Scientists unearth mysteries of giant, moving Moroccan star dune

<span>A star dune in the Erg Chebbi sand sea in Morocco known as Lala Lallia.</span><span>Photograph: Prof C Bristow</span>
A star dune in the Erg Chebbi sand sea in Morocco known as Lala Lallia.Photograph: Prof C Bristow

They are impressive, mysterious structures that loom out of deserts on the Earth and are also found on Mars and on Saturn’s biggest moon, Titan.

Experts from universities including Aberystwyth in Wales have now pinpointed the age of a star dune in a remote area of Morocco and uncovered details about its formation and how it moves across the desert.

Prof Geoff Duller of the department of geography and earth sciences at Aberystwyth said: “They are extraordinary things, one of the natural wonders of the world. From the ground they look like pyramids but from the air you see a peak and radiating off it in three or four directions these arms that make them look like stars.”

The team, which was also made up of University of London academics, travelled to the south-east of Morocco to study a 100-metre high and 700-metre wide dune in the Erg Chebbi sand sea known as Lala Lallia, which means the “highest sacred point” in the Berber language.

They discovered that the very base of the dune was 13,000 years old but were surprised that the upper part of the structure had only been formed in the last 1,000 years or so. “It turned out to be surprisingly young,” said Duller.

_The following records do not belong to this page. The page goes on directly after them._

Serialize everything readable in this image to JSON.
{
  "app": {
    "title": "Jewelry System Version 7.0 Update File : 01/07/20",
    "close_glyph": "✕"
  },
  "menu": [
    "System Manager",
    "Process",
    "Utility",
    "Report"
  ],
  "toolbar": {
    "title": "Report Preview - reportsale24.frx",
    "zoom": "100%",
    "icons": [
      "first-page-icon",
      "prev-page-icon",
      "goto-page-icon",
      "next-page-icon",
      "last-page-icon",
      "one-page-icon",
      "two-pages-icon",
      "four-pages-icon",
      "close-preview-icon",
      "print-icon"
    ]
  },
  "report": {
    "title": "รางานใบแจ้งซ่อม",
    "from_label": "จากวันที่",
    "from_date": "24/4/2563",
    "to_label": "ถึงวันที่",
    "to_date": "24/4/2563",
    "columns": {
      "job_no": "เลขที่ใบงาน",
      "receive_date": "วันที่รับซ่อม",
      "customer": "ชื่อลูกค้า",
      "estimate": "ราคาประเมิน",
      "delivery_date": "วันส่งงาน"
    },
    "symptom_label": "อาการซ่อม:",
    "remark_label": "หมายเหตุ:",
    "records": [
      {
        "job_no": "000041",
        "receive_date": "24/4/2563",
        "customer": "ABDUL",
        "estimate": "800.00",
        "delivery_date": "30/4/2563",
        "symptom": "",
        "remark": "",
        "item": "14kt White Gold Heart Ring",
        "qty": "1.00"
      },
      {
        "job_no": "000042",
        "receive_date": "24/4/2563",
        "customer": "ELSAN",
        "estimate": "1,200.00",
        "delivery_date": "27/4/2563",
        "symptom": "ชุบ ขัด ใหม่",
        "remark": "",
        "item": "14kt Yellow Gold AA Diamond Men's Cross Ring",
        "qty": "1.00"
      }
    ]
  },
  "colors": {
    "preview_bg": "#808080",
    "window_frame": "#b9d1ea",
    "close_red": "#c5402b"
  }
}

The base continued to build up until about 9,000 years ago. “Then the surface stabilised. We think it was a bit wetter than today. We can see traces of old plant roots, suggesting the dune was stabilised by vegetation. It seems to have stayed like that for about 8,000 years. Then the climate started to change again and this star dune started to form.”

Duller said the dune was formed because the wind blows in two opposing directions – from the south-west and the north-east – leading to the sand building up. A steady third wind that blows from the east is shifting the dune slowly to the west at a rate of about 50cm a year.

“That’s important when you’re thinking about building roads, pipelines or any sort of infrastructure,” said Duller. “These things actually do move.”

Luminescence dating techniques developed at Aberystwyth were used to discover the last time minerals in the sand were exposed to sunlight to determine their age.

Duller said: “We’re not looking at when the sand was formed – that’s millions of years ago – but when it was deposited. The grains of quartz have a property like a mini rechargeable battery.

“It can store energy that it gets from naturally occurring radioactivity. When we bring it back to the laboratory, we can get it to release that energy. It comes out in the form of light. We can measure that and the brightness tells us the last time the sand grain saw daylight.”

One catch is that they have to collect the grains of sand without exposing them to light. They did this by cutting pits into the dunes and hammering in an old piece of drainpipe to gather the samples.

“That part isn’t terribly hi-tech,” said Duller. The work in the lab – which is much more hi-tech and sensitive – has to be carried out in the same sort of conditions as a photographic darkroom.

The same luminescence technique was used to date remnants of what is thought to be the world’s oldest known wooden structure, an arrangement of logs on the bank of a river bordering Zambia and Tanzania that predates the rise of modern humans.

The dune discoveries are published in the journal Scientific Reports.